The Second World War resulted in a blockade, and hence fuel and tyre shortages. How was the ore meant to be freighted? It'd take too long to build a railway, and so in the end the authorities decided on build a cableway that ended up being 96 kilometres long.
Snow and ice
It was built during the tough, snowy winter of 1942-43. So start your trip by watching the film about how it was built.
No matter how nice it is to chomp on reindeer meat and potato salad from the picnic you've brought with you and to sit back and enjoy the view, you just can't help but think about the snow, the cold, the roadless terrain. In one year and five days, 515 posts of between 7 and 38 metres high were cast.
2 tonnes of concrete were needed for every metre of post. Okay, now read that sentence again. And then add the hand-mixed stuff. And marvel and be as impressed as I was. How on earth could they do all that, in a part of the country with no roads? The posts were numbered, and that was how the people who had to get the supplies out to the workers knew where to head for. With the food, women cooked the breakfast, dinner and supper, put warm covers around the steaming pots and headed out to the workers on horseback. 1 500 men had to be fed.
Groundbreaking work mustn't die
It seems like groundbreaking work, but the designer of the
cableway had tried building a 42 km long cableway in Köping and
brought with him his experiences of that.
The cableway had been operating round the clock since it opened, but in 1998 the new owners of Boliden that it'd served its purpose. The people of Örträsk had no intention of understanding or accepting this decision. 28 men had kept the cableway in service and fully function, and everyone knew someone who'd told tales of the hard slog and the construction work. Something had to be done. The main supporter of the initiative was music teacher Alve Johansson, who'd been to Australia and seen industrial relics being used with respect and pleasure.

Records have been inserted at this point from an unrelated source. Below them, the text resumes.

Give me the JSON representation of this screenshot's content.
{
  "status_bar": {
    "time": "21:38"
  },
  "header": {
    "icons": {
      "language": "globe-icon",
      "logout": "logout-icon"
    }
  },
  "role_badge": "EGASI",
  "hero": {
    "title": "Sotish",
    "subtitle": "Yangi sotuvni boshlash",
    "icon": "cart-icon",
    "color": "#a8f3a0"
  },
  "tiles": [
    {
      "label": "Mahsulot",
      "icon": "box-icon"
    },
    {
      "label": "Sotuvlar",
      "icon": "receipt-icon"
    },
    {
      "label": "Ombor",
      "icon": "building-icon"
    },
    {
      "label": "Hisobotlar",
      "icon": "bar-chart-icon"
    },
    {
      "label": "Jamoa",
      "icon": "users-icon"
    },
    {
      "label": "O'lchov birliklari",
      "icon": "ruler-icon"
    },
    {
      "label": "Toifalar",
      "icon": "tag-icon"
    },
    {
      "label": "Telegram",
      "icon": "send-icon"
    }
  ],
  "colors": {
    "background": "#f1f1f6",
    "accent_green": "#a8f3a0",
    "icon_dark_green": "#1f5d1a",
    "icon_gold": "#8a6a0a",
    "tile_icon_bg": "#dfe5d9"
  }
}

The result of a lot of voluntary work on technology and safety means that we now can travel 13.6 km by cableway over one and a half hours, from Örträsk to Mensträsk. The price includes travel in a four-person cabin, the film (which you absolutely mustn't miss) and a coach back to where you started.
Chamber pot and comms radio
Bosse Biström, who knew a lot of people who built the cableway, and who himself had actually worked
on it throughout his entire adult life, said forcefully:
"We gave it a go because we wanted to honour the men who built the cableway, and we wanted to give our villages a chance to survive.
One part of the battle was to make sure the posts were left in place all the way along - and so they do. They look like sculptures, straight backed and stylist in the landscape. Silent memorials with enormous power.
A foundation owns the cableway these days, and Bosse Biström runs it together with Marie-Louise Eklund. We're booked in, and Bosse and Marie-Louise make sure everyone gets a place in the cabins. Bosse shows us how the communications radio in every cabin works. Marie-Louise shows us the chamber pot beneath the seat. Fully equipped, you might say.
Pike and waterlilies
Both answer questions. This is an exciting experience for adults
and children alike. We head jauntily off, and on the fold-down
table we find a map that points out streams and waterways, where
people lay for hours so that they could cycle and drive a
wheelbarrow, farms and villages. Halfway there, we meet the people
coming back from the other direction. They come closer, and for
every post we pass, the gearwheels go on turning. And there's
someone working on the cableway. But was that a real person? And
there's the sign for the snow scooter track heading for
Glommersträsk. It's the middle of the day, but we still hope to see
an elk. And look! Maybe that's a fox we just caught a glimpse of
there. At one point, I think I can see a pike gliding forwards. And
there! Yellow waterlilies.
And... oh. We're arrived already.
In Örträsk, a film is shown in the old Skrädhuset, and there's an exhibition and a little café with contemporary café furniture. The ore used to be sorted at the Skrädhuset. The repair workshop and old ore baskets are there, too.
Ore was found in Mensträsk on Bäckerudden in 1945. A pit was built here which was 245 metres deep, and galleries were blasted beneath the lake. In the end, water leaked in and made the structure so unsafe that the mine was closed down in 1949. At the old pithead, there's a café called Krogen i Skogen. This is open when the cableway is open, and you can book parties or accommodation here too.